Chris has also published 28 other non-fiction books, most of them quickie biographies, and has had a pair of one act plays staged in Seattle. His short fiction has appeared in several small magazines, and in the anthology Criminal Tendencies. A collection of his short Leeds fiction appeared under the title, Leeds, The Biography.

He moved back to the UK in 2005. The Broken Token was published by Creme de la Crime in 2010. The second of the Leeds novels featuring Richard Nottingham appeared in hardback in May 2011 with the third and fourth (The Constant Lovers and Come the Fear) appearing in 2012. The fifth and six in the series (At the Dying of the Year and Fair and Tender Ladies) arrived in 2013. The seventh novel, Free From All Danger, will appear in October 2017, Cold Cruel Winter was named one of the Best Mysteries of the Year in 2011 by Library Journal, and the audio book of The Broken Token was one of the Independent on Sunday’s Audiobooks of 2012.

Emerald City and West City Blues, two books featuring Seattle music journalist Laura Benton, are available on ebook and audiobook.

The Crooked Spire is set in Chesterfield in 1361 and can be found in paperback and ebook, as can the sequel, The Saltergate Psalter. The final volume in the trilogy, The Holywell Dead, will appear in 2017.

A series set in Leeds in the 1890s features Detective Inspector Tom Harper. Gods of Gold is the first volume, followed by Two Bronze Pennies, Skin Like Silver, The Iron Water, and On Copper Street. The Tin God is scheduled for publication in May 2017.

Dark Briggate Blues is a 1950s noir, with enquiry agent Dan Markham and also taking place in Leeds, as does The New Eastgate Swing, the second volume to feature Markham.

Lottie Armstrong, one of the first policewomen in Leeds, was the heroine of Modern Crimes, set in 1924. She reappears 20 years later in The Year of the Gun.

Chris is also the author of Solid Air – The Life of John Martyn. This appeared as an ebook and print on demand in June 2011, along with John’s posthumous album and a tribute CD that features many major names.

 *Huge thanks to the author Chris Nickson for agreeing to be part of a Q&A on my blog.
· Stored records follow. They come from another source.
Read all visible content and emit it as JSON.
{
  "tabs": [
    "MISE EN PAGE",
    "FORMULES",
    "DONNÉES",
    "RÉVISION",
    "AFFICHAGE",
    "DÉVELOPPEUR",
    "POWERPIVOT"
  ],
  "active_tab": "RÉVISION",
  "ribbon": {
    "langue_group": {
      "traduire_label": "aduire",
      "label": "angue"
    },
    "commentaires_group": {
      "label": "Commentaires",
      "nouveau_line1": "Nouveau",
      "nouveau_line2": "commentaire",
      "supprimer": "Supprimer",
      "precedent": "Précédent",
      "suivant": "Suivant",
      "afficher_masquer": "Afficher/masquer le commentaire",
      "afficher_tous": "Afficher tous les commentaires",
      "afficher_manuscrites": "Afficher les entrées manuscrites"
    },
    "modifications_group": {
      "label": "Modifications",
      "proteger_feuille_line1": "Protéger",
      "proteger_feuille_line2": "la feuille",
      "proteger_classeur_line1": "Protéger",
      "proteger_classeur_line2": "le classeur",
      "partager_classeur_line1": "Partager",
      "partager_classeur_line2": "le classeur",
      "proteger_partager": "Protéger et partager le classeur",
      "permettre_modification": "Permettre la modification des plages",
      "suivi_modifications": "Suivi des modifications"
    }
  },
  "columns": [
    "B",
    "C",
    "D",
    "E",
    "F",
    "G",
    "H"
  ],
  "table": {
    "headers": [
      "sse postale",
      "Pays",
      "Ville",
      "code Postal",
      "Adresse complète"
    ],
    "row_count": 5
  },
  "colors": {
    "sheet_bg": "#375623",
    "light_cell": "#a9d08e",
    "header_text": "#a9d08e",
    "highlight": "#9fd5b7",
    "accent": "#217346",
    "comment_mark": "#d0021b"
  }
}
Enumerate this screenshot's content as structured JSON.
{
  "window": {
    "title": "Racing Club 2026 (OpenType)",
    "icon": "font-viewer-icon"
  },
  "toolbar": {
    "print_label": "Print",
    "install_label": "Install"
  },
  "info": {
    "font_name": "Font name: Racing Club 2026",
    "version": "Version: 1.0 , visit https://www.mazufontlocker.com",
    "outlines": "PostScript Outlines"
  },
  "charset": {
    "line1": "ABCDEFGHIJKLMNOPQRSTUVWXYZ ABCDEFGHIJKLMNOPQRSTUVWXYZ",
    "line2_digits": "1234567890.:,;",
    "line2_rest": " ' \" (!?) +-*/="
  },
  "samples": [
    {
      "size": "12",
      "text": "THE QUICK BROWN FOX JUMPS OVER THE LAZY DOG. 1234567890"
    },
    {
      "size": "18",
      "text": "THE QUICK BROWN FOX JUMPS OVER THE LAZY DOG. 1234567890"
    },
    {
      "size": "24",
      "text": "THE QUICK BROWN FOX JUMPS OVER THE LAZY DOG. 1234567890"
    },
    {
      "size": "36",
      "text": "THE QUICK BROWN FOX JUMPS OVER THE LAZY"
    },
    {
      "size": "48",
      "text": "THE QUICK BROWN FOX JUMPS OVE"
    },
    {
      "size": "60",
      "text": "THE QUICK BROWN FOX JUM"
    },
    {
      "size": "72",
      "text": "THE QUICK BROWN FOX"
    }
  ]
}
I wish you every success with the release of your new novel.